You should also ensure that Deebot doesn’t roam wet floors.
When you use the N79S in a new area, it’s a good idea to follow it around for a little while to see how well it copes with its surroundings. You may find there are locations it struggles with and you need to make some adjustments or move certain things out of the way.
The Deebot won’t always find its way home
I’ve only had one real issue with the N79S in the month that I’ve been using it, and that’s with charging. The vac ships with a charging base that sits on the floor, and Deebot should find its way back to it by itself when you tell it to charge, or when it’s battery is too low to continue cleaning.
I’ve found that my N79S really struggles to find its way home. At times, it has roamed from room to room for a good 15 minutes without even getting close to the charger. And sometimes, even when it gets there, it takes ages for Deebot to actually dock itself properly.
I’ve ended up picking the vacuum up and putting it on the charger myself more times than it has successfully found its way back. Perhaps that’s because of the placement of the charging dock — I am going to try moving it — but I noticed other users have reported similar issues.
Every home needs a Deebot
Despite the charging problems, I couldn’t be happier with the N97S. Its performance has been outstanding and I’ve been using it almost every day. The only time we pull out the Dyson now is to vacuum the stairs and areas the Deebot cannot reach.
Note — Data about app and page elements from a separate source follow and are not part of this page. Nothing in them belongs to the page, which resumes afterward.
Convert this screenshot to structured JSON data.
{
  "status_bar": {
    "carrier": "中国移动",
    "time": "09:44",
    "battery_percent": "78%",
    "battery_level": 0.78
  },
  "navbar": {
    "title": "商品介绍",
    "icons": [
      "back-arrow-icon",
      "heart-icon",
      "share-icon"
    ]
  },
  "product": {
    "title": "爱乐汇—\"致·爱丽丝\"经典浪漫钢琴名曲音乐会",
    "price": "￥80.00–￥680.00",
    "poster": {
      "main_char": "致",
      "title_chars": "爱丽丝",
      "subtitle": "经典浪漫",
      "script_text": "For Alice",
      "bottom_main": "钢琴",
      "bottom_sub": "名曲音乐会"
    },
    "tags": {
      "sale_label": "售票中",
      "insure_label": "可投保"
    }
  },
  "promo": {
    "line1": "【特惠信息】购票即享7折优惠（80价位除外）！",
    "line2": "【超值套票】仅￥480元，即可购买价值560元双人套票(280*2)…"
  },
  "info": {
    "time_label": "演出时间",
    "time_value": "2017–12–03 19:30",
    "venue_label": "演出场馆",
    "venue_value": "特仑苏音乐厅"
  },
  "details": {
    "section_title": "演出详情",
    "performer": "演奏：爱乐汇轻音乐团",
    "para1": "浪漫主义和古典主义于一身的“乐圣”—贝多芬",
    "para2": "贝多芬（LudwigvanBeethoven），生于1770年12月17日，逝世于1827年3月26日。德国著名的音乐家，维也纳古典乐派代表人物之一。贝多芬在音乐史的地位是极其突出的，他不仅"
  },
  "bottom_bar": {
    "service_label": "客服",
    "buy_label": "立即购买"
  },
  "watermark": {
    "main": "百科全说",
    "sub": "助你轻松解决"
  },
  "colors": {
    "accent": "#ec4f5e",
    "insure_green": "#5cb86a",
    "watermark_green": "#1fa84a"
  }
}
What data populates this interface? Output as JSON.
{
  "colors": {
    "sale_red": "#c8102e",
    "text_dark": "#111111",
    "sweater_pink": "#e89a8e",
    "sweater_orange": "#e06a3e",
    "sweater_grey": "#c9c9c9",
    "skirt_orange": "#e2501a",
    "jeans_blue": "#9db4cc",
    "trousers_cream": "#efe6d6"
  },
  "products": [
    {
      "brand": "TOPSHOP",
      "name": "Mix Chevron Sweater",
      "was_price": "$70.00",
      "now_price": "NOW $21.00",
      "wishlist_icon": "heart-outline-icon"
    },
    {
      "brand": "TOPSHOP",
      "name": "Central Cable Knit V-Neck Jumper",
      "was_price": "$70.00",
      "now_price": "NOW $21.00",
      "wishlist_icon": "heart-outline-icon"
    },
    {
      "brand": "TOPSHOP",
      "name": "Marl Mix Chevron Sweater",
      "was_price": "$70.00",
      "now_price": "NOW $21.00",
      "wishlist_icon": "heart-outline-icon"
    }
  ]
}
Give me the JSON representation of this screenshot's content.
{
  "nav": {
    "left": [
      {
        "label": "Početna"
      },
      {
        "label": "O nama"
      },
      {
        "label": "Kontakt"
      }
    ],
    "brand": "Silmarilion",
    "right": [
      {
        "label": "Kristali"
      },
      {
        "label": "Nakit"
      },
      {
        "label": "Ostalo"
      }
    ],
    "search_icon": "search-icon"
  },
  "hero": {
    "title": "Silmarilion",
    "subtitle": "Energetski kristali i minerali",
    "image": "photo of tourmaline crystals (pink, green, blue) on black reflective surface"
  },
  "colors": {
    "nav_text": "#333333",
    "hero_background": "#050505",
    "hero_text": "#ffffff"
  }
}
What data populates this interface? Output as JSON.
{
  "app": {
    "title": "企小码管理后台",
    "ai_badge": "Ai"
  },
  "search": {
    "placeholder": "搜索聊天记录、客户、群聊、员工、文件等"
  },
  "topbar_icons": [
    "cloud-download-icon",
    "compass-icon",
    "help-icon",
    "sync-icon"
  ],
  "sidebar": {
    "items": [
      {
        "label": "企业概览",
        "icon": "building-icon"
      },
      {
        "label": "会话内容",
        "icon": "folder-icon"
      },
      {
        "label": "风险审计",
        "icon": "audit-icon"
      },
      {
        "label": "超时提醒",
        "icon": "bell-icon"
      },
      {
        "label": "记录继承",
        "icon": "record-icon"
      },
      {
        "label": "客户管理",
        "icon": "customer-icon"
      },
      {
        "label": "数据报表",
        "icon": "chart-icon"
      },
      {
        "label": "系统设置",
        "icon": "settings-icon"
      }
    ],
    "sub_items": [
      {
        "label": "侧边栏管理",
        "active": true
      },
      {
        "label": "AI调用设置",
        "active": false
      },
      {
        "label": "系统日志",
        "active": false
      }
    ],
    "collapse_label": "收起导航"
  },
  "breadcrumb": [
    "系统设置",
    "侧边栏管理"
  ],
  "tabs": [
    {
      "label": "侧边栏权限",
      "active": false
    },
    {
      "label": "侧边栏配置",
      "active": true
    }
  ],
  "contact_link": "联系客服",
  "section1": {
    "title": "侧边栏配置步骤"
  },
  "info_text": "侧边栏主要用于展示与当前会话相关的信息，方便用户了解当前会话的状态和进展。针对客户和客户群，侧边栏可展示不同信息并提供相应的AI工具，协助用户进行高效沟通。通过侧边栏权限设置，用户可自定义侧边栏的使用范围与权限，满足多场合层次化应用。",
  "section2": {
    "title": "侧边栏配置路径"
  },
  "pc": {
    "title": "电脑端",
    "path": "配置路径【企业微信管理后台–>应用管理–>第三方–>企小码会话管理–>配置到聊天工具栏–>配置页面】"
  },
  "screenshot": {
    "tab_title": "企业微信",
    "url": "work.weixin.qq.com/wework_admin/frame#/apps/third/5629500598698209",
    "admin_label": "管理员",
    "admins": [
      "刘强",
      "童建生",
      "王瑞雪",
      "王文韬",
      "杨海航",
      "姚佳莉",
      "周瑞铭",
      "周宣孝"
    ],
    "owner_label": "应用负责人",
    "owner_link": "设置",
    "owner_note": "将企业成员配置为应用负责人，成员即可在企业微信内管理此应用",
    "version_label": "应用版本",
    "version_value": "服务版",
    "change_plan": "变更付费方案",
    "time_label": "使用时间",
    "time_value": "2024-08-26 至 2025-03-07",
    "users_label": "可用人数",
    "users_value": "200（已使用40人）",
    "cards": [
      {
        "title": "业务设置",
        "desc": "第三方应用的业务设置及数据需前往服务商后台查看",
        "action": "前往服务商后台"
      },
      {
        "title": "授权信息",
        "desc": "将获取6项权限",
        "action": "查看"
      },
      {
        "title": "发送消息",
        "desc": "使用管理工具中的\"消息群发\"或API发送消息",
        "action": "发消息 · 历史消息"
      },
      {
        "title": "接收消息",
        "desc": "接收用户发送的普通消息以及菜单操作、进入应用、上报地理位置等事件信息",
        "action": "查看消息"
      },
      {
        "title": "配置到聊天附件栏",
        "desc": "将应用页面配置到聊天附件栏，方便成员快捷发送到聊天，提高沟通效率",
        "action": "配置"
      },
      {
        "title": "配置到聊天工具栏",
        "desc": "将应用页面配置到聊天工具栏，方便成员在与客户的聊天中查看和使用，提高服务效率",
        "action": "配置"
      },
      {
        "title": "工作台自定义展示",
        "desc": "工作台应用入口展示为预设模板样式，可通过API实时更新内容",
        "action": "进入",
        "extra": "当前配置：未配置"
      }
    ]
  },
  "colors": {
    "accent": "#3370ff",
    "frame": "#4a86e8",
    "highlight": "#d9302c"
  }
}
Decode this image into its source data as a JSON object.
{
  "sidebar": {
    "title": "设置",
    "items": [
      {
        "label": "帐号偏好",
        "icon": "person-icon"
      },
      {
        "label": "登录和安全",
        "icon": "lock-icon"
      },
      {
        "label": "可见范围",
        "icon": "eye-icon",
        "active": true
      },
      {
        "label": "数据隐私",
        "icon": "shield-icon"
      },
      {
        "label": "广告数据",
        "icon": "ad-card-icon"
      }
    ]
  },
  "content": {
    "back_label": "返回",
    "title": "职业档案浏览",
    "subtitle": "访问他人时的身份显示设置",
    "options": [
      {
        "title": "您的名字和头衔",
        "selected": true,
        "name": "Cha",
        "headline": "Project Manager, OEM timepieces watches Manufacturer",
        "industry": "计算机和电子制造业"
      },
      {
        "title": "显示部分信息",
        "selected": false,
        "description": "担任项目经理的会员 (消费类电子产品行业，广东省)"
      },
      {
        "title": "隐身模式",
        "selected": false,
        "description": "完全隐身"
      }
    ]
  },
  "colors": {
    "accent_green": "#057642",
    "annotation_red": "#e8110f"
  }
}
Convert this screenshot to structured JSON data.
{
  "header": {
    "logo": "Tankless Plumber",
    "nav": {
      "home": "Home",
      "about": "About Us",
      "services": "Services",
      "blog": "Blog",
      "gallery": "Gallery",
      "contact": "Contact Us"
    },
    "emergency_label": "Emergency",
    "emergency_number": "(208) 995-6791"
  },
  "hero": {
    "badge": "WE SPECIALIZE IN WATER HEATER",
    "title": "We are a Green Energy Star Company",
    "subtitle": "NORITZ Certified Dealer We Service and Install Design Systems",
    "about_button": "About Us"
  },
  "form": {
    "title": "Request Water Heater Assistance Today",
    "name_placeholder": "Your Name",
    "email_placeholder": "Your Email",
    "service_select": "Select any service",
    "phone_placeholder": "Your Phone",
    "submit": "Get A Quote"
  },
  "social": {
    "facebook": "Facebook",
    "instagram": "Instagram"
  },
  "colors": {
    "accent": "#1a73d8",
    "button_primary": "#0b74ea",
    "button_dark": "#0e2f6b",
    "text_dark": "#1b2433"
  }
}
The N79S has changed the way I think about robot vacs; they’re not the useless gimmick I expected them to be. Every home should have a Deebot — and every home can have a Deebot. At just under $250 on Amazon, the N79S is affordable, and well worth the money.
Buy from: Amazon — $249.98